The Man Who Planted Trees (or L’homme qui plantait des arbres’) by French author Jean Giono is a legendary tale written in the 1950’s, which has been translated into a multitude of languages.
It tells the story of one shepherd, Elzéard Bouffier, living in a desolate valley in the foothills of the Alps near Provence throughout the first half of the 20th century, who single-handedly re-forests and resurrects the wasteland around him. It is a message well ahead of its time, and one that has stayed with me in the few days since reading the short tale.
The story is narrated by a young man who remains anonymous, and who in 1910 and at the start of the book, sets out on a lone journey on foot through a wilderness region of France. There is no trace of civilization and natural springs have dried up years ago. He is in desperate need of water, and at that point in his journey meets Elzéard Bouffier for the first time, who takes him in and gives him food and rest.
The shepherd is a man of few words and the narrator is fascinated by his lonely existence. On the first evening the narrator observes him carefully select one hundred perfect acorns from a pile that he has collected, which he painstakingly plants by hand the next day.
“He had been planting trees in the wilderness for three years. He had planted one hundred thousand of them. Out of those, twenty thousand had sprung up. Of the twenty thousand, he still expected to lose half, because of rodents or the unpredictable ways of Providence. That meant ten thousand oaks would grow where before there had been nothing.”
Over the course of the next 40 years, during which time two World Wars take place, the shepherd continues in his tree planting mission, and the narrator continues to visit him.

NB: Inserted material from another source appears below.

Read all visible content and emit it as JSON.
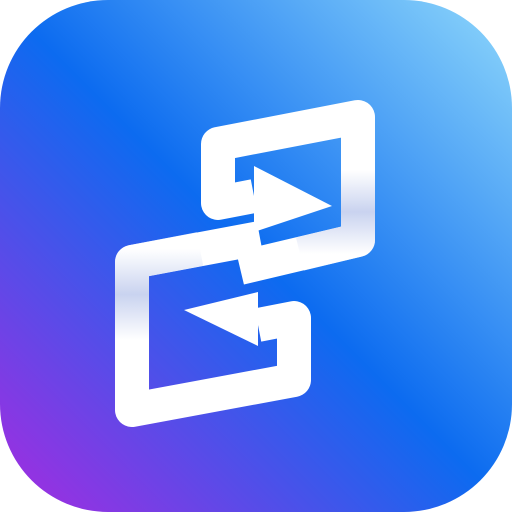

The narrator sees the desolate hills transform into a magnificent forest, where streams begin to flow again and civilisation returns. The old shepherd had breathed life back into the land.